-- Records follows --
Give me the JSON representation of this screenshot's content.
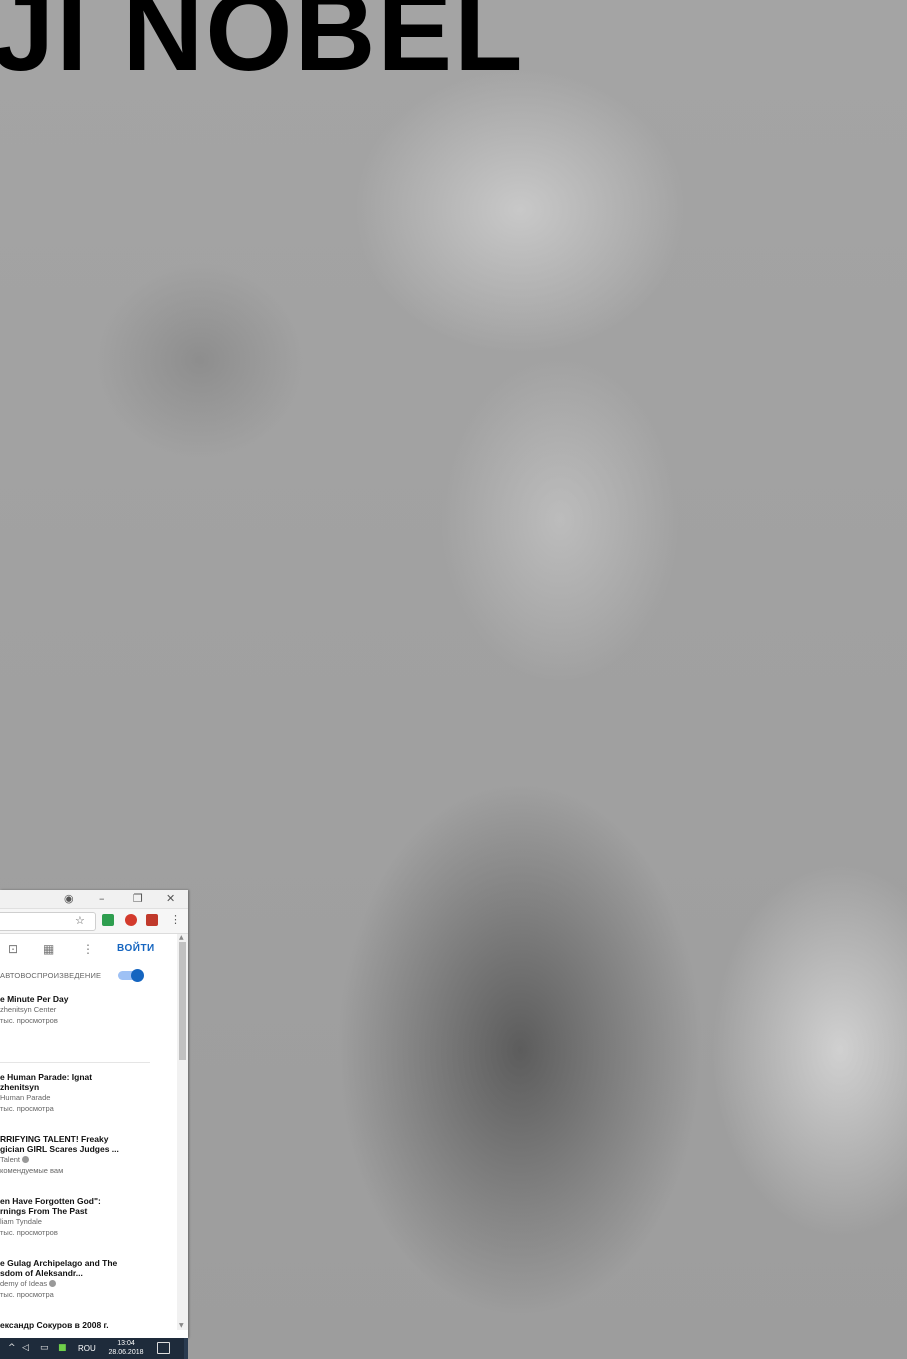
{
  "headline": "JI NOBEL",
  "window": {
    "titlebar": {
      "account_icon": "account-circle-icon",
      "minimize": "–",
      "restore": "❐",
      "close": "✕"
    },
    "addressbar": {
      "star_icon": "☆",
      "menu_icon": "⋮"
    },
    "header": {
      "camera_icon": "⊡",
      "apps_icon": "▦",
      "more_icon": "⋮",
      "signin_label": "ВОЙТИ"
    },
    "autoplay_label": "АВТОВОСПРОИЗВЕДЕНИЕ",
    "autoplay_on": true,
    "videos": [
      {
        "title": "e Minute Per Day",
        "channel": "zhenitsyn Center",
        "views": "тыс. просмотров"
      },
      {
        "title": "e Human Parade: Ignat",
        "title2": "zhenitsyn",
        "channel": "Human Parade",
        "views": "тыс. просмотра"
      },
      {
        "title": "RRIFYING TALENT! Freaky",
        "title2": "gician GIRL Scares Judges ...",
        "channel": "Talent",
        "views": "комендуемые вам"
      },
      {
        "title": "en Have Forgotten God\":",
        "title2": "rnings From The Past",
        "channel": "liam Tyndale",
        "views": "тыс. просмотров"
      },
      {
        "title": "e Gulag Archipelago and The",
        "title2": "sdom of Aleksandr...",
        "channel": "demy of Ideas",
        "views": "тыс. просмотра"
      },
      {
        "title": "ександр Сокуров в 2008 г."
      }
    ]
  },
  "taskbar": {
    "lang": "ROU",
    "time": "13:04",
    "date": "28.06.2018"
  },
  "colors": {
    "accent": "#1565c0",
    "taskbar": "#1e2b3b"
  }
}
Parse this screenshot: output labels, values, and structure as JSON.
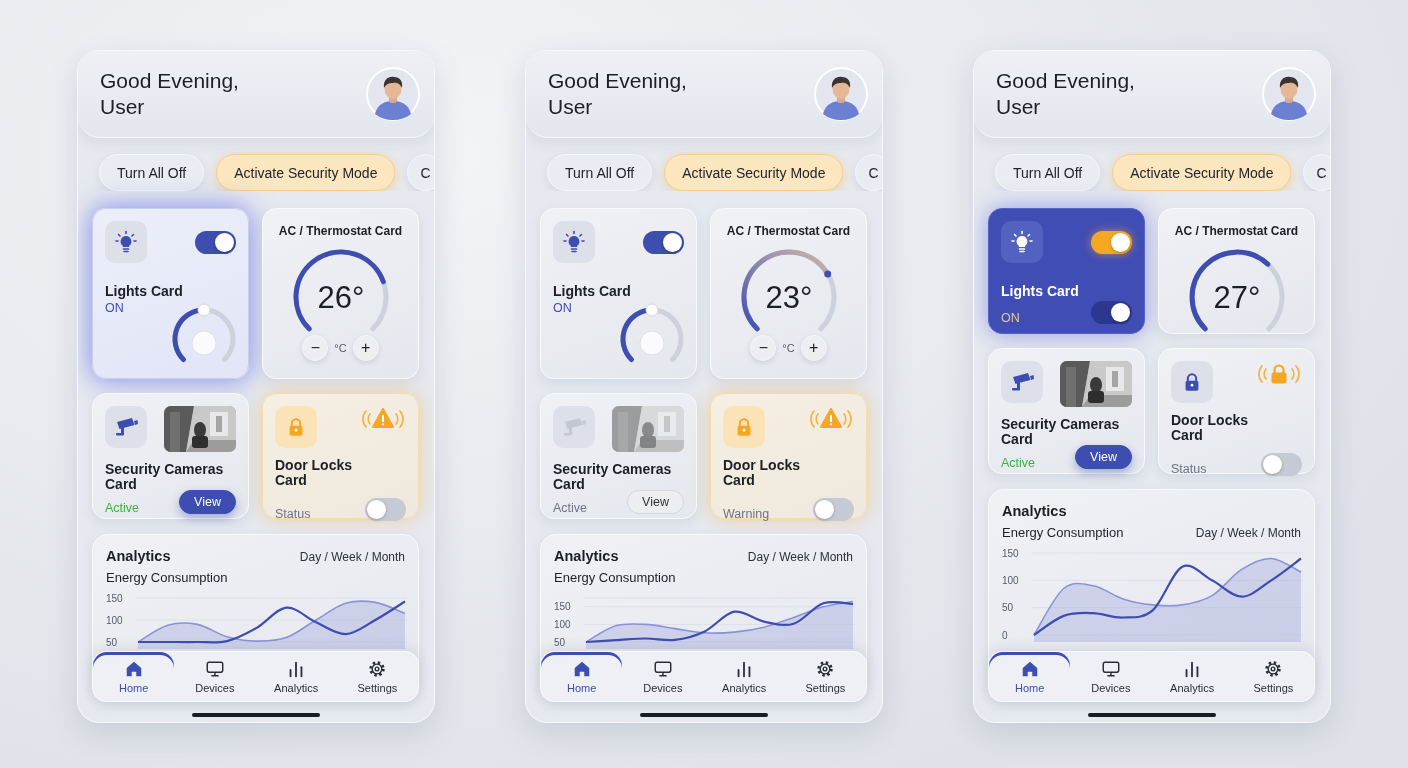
{
  "phones": [
    {
      "greeting": "Good Evening, User",
      "chips": [
        {
          "label": "Turn All Off",
          "highlighted": false
        },
        {
          "label": "Activate Security Mode",
          "highlighted": true
        },
        {
          "label": "C",
          "highlighted": false
        }
      ],
      "lights": {
        "title": "Lights Card",
        "status": "ON",
        "on": true,
        "glow": true,
        "filled": false,
        "kind": "dial"
      },
      "thermostat": {
        "title": "AC / Thermostat Card",
        "temperature": "26°",
        "gradient": false,
        "decrease": "−",
        "unit": "°C",
        "increase": "+"
      },
      "cameras": {
        "title": "Security Cameras Card",
        "status": "Active",
        "enabled": true,
        "button": "View"
      },
      "door": {
        "title": "Door Locks Card",
        "status": "Status",
        "alert": true,
        "on": false
      },
      "analytics": {
        "title": "Analytics",
        "periods": "Day / Week / Month",
        "subtitle": "Energy Consumption",
        "stacked": false,
        "chart_data": {
          "type": "area",
          "ylim": [
            50,
            150
          ],
          "yticks": [
            50,
            100,
            150
          ],
          "series": [
            {
              "color": "#8a93d6",
              "values": [
                50,
                88,
                90,
                62,
                52,
                60,
                100,
                138,
                140,
                115
              ]
            },
            {
              "type": "line",
              "color": "#3d4db0",
              "values": [
                50,
                50,
                50,
                52,
                82,
                128,
                95,
                68,
                100,
                142
              ]
            }
          ]
        }
      },
      "nav": [
        {
          "label": "Home",
          "selected": true
        },
        {
          "label": "Devices",
          "selected": false
        },
        {
          "label": "Analytics",
          "selected": false
        },
        {
          "label": "Settings",
          "selected": false
        }
      ]
    },
    {
      "greeting": "Good Evening, User",
      "chips": [
        {
          "label": "Turn All Off",
          "highlighted": false
        },
        {
          "label": "Activate Security Mode",
          "highlighted": true
        },
        {
          "label": "C",
          "highlighted": false
        }
      ],
      "lights": {
        "title": "Lights Card",
        "status": "ON",
        "on": true,
        "glow": false,
        "filled": false,
        "kind": "dial"
      },
      "thermostat": {
        "title": "AC / Thermostat Card",
        "temperature": "23°",
        "gradient": true,
        "decrease": "−",
        "unit": "°C",
        "increase": "+"
      },
      "cameras": {
        "title": "Security Cameras Card",
        "status": "Active",
        "enabled": false,
        "button": "View"
      },
      "door": {
        "title": "Door Locks Card",
        "status": "Warning",
        "alert": true,
        "on": false
      },
      "analytics": {
        "title": "Analytics",
        "periods": "Day / Week / Month",
        "subtitle": "Energy Consumption",
        "stacked": false,
        "chart_data": {
          "type": "area",
          "ylim": [
            50,
            175
          ],
          "yticks": [
            50,
            100,
            150
          ],
          "series": [
            {
              "color": "#8a93d6",
              "values": [
                50,
                96,
                100,
                88,
                76,
                78,
                92,
                120,
                150,
                165
              ]
            },
            {
              "type": "line",
              "color": "#3d4db0",
              "values": [
                50,
                55,
                60,
                56,
                80,
                136,
                108,
                102,
                160,
                158
              ]
            }
          ]
        }
      },
      "nav": [
        {
          "label": "Home",
          "selected": true
        },
        {
          "label": "Devices",
          "selected": false
        },
        {
          "label": "Analytics",
          "selected": false
        },
        {
          "label": "Settings",
          "selected": false
        }
      ]
    },
    {
      "greeting": "Good Evening, User",
      "chips": [
        {
          "label": "Turn All Off",
          "highlighted": false
        },
        {
          "label": "Activate Security Mode",
          "highlighted": true
        },
        {
          "label": "C",
          "highlighted": false
        }
      ],
      "lights": {
        "title": "Lights Card",
        "status": "ON",
        "on": true,
        "glow": true,
        "filled": true,
        "kind": "switch",
        "switch_on": true
      },
      "thermostat": {
        "title": "AC / Thermostat Card",
        "temperature": "27°",
        "gradient": false
      },
      "cameras": {
        "title": "Security Cameras Card",
        "status": "Active",
        "enabled": true,
        "button": "View"
      },
      "door": {
        "title": "Door Locks Card",
        "status": "Status",
        "alert": false,
        "on": false
      },
      "analytics": {
        "title": "Analytics",
        "subtitle": "Energy Consumption",
        "periods": "Day / Week / Month",
        "stacked": true,
        "chart_data": {
          "type": "area",
          "ylim": [
            0,
            150
          ],
          "yticks": [
            0,
            50,
            100,
            150
          ],
          "series": [
            {
              "color": "#8a93d6",
              "values": [
                0,
                85,
                90,
                66,
                55,
                55,
                72,
                120,
                140,
                115
              ]
            },
            {
              "type": "line",
              "color": "#3d4db0",
              "values": [
                0,
                35,
                40,
                32,
                45,
                125,
                100,
                70,
                100,
                140
              ]
            }
          ]
        }
      },
      "nav": [
        {
          "label": "Home",
          "selected": true
        },
        {
          "label": "Devices",
          "selected": false
        },
        {
          "label": "Analytics",
          "selected": false
        },
        {
          "label": "Settings",
          "selected": false
        }
      ]
    }
  ]
}
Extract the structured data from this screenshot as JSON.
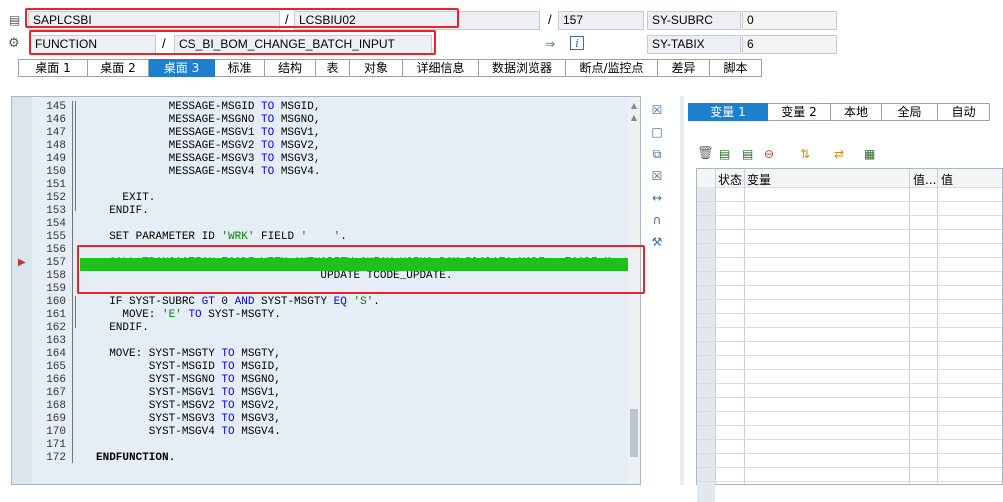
{
  "header": {
    "program": "SAPLCSBI",
    "include": "LCSBIU02",
    "line_no": "157",
    "sy_field1": "SY-SUBRC",
    "sy_value1": "0",
    "event_type": "FUNCTION",
    "event_name": "CS_BI_BOM_CHANGE_BATCH_INPUT",
    "sy_field2": "SY-TABIX",
    "sy_value2": "6",
    "slash": "/"
  },
  "main_tabs": [
    {
      "label": "桌面 1"
    },
    {
      "label": "桌面 2"
    },
    {
      "label": "桌面 3"
    },
    {
      "label": "标准"
    },
    {
      "label": "结构"
    },
    {
      "label": "表"
    },
    {
      "label": "对象"
    },
    {
      "label": "详细信息"
    },
    {
      "label": "数据浏览器"
    },
    {
      "label": "断点/监控点"
    },
    {
      "label": "差异"
    },
    {
      "label": "脚本"
    }
  ],
  "active_tab": "桌面 3",
  "code_lines": [
    {
      "n": "145",
      "t": "           MESSAGE-MSGID TO MSGID,"
    },
    {
      "n": "146",
      "t": "           MESSAGE-MSGNO TO MSGNO,"
    },
    {
      "n": "147",
      "t": "           MESSAGE-MSGV1 TO MSGV1,"
    },
    {
      "n": "148",
      "t": "           MESSAGE-MSGV2 TO MSGV2,"
    },
    {
      "n": "149",
      "t": "           MESSAGE-MSGV3 TO MSGV3,"
    },
    {
      "n": "150",
      "t": "           MESSAGE-MSGV4 TO MSGV4."
    },
    {
      "n": "151",
      "t": ""
    },
    {
      "n": "152",
      "t": "    EXIT."
    },
    {
      "n": "153",
      "t": "  ENDIF."
    },
    {
      "n": "154",
      "t": ""
    },
    {
      "n": "155",
      "t": "  SET PARAMETER ID 'WRK' FIELD '    '."
    },
    {
      "n": "156",
      "t": ""
    },
    {
      "n": "157",
      "t": "  CALL TRANSACTION TCODE WITH AUTHORITY-CHECK USING BOM_BDCDATA MODE   TCODE_M"
    },
    {
      "n": "158",
      "t": "                                  UPDATE TCODE_UPDATE."
    },
    {
      "n": "159",
      "t": ""
    },
    {
      "n": "160",
      "t": "  IF SYST-SUBRC GT 0 AND SYST-MSGTY EQ 'S'."
    },
    {
      "n": "161",
      "t": "    MOVE: 'E' TO SYST-MSGTY."
    },
    {
      "n": "162",
      "t": "  ENDIF."
    },
    {
      "n": "163",
      "t": ""
    },
    {
      "n": "164",
      "t": "  MOVE: SYST-MSGTY TO MSGTY,"
    },
    {
      "n": "165",
      "t": "        SYST-MSGID TO MSGID,"
    },
    {
      "n": "166",
      "t": "        SYST-MSGNO TO MSGNO,"
    },
    {
      "n": "167",
      "t": "        SYST-MSGV1 TO MSGV1,"
    },
    {
      "n": "168",
      "t": "        SYST-MSGV2 TO MSGV2,"
    },
    {
      "n": "169",
      "t": "        SYST-MSGV3 TO MSGV3,"
    },
    {
      "n": "170",
      "t": "        SYST-MSGV4 TO MSGV4."
    },
    {
      "n": "171",
      "t": ""
    },
    {
      "n": "172",
      "t": "ENDFUNCTION."
    }
  ],
  "right_tabs": [
    {
      "label": "变量 1"
    },
    {
      "label": "变量 2"
    },
    {
      "label": "本地"
    },
    {
      "label": "全局"
    },
    {
      "label": "自动"
    }
  ],
  "var_columns": {
    "status": "状态",
    "variable": "变量",
    "value_trunc": "值...",
    "value": "值"
  },
  "colors": {
    "accent": "#1e7fcf",
    "highlight": "#1ec01e",
    "callout": "#e8262a",
    "keyword": "#0000ff",
    "string": "#008800"
  }
}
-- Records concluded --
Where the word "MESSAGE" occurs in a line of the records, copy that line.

#### The completed task:
      "t": "           MESSAGE-MSGID TO MSGID,"
      "t": "           MESSAGE-MSGNO TO MSGNO,"
      "t": "           MESSAGE-MSGV1 TO MSGV1,"
      "t": "           MESSAGE-MSGV2 TO MSGV2,"
      "t": "           MESSAGE-MSGV3 TO MSGV3,"
      "t": "           MESSAGE-MSGV4 TO MSGV4."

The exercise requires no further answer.